GARDEN ROUTE NEWS – Drawing a comparison between damage to the environment by the 2017 fires which ripped through Knysna and Plettenberg Bay, and the recent fires spread across 90 000 hectares of the Outeniqua mountain is difficult.
Cobus Meiring of the Southern Cape Landowners Initiative (SCLI) says most important are the affected landscapes. “In the case of the Knysna fires, the fire raced through the coast and coastal plateau, agricultural land, as well as urban and semi-urban landscapes. The Outeniqua fires, by and large, remained on the southern and northern sides of the Outeniqua mountains, extending down to the foothills and lower land in places.”
In both instances, vast plantations were destroyed, along with the destruction of infrastructure, fencing and grazing land.
Meiring says environmentalists concern themselves with damage to the ecology and habitat destruction, as well as the ability of nature to fully recover, or the lack thereof.
“The establishment of invasive alien plants on the landscape, where fire destroyed all vegetation, is always a major reality in the Garden Route, which seems to resemble a hothouse for invasive alien plants and will require massive resources to control. The degradation of soils, damage to indigenous vegetation and landscapes, when repeatedly exposed to fire, might be dire, and lead to species loss, erosion, and permanent damage to river systems,” cautions Meiring.

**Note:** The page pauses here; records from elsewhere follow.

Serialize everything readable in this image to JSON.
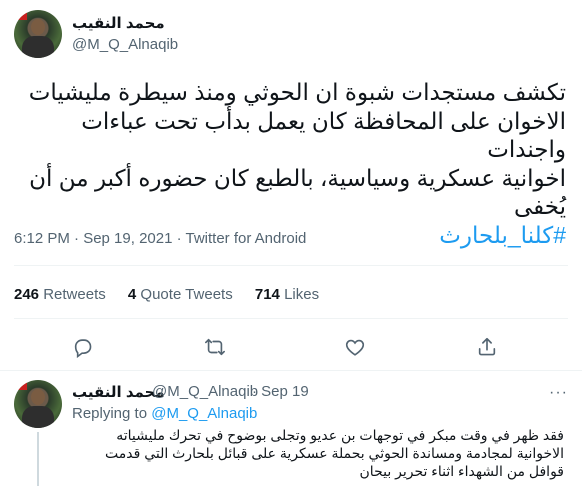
{
  "tweet": {
    "author_name": "محمد النقيب",
    "author_handle": "@M_Q_Alnaqib",
    "text_lines": [
      "تكشف مستجدات شبوة ان الحوثي ومنذ سيطرة مليشيات",
      "الاخوان على المحافظة كان يعمل بدأب تحت عباءات واجندات",
      "اخوانية عسكرية وسياسية، بالطبع كان حضوره أكبر من أن",
      "يُخفى"
    ],
    "hashtag": "#كلنا_بلحارث",
    "timestamp": "6:12 PM · Sep 19, 2021 · Twitter for Android",
    "stats": {
      "retweets_count": "246",
      "retweets_label": "Retweets",
      "quotes_count": "4",
      "quotes_label": "Quote Tweets",
      "likes_count": "714",
      "likes_label": "Likes"
    },
    "icons": [
      "reply-icon",
      "retweet-icon",
      "like-icon",
      "share-icon"
    ],
    "accent_color": "#1d9bf0"
  },
  "reply": {
    "author_name": "محمد النقيب",
    "author_handle": "@M_Q_Alnaqib",
    "date": "· Sep 19",
    "replying_label": "Replying to",
    "replying_handle": "@M_Q_Alnaqib",
    "text_lines": [
      "فقد ظهر في وقت مبكر في توجهات بن عديو وتجلى بوضوح في تحرك مليشياته",
      "الاخوانية لمجادمة ومساندة الحوثي بحملة عسكرية على قبائل بلحارث التي قدمت",
      "قوافل من الشهداء اثناء تحرير بيحان"
    ]
  }
}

Funding invested through the Department of Environmental Affairs as well as private landowners and regional and local governments after the 2017 fires ran into millions, and much the same will be needed in dealing with the aftermath of the Outeniqua fires.
Meiring says environmental damage related to the Outeniqua fires, as well as the rehabilitation thereof, will take a long time to fully assess and put a figure to, if ever.
“The biggest environmental risk remains critical water catchments from being overrun by invasive alien plants. Already the mountain range has been badly affected by runaway pine plantations and fire-adapted Hakea.”
However, the dark cloud of smoke may have a silver lining. Meiring says in many respects the latest fire might have been the saving grace of large sections of the once pristine mountains. “Indigenous vegetation may well again stand a chance of taking up its rightful place, and much-needed water and moisture, otherwise absorbed by invasive trees, will be released into rivers and downstream wetlands.”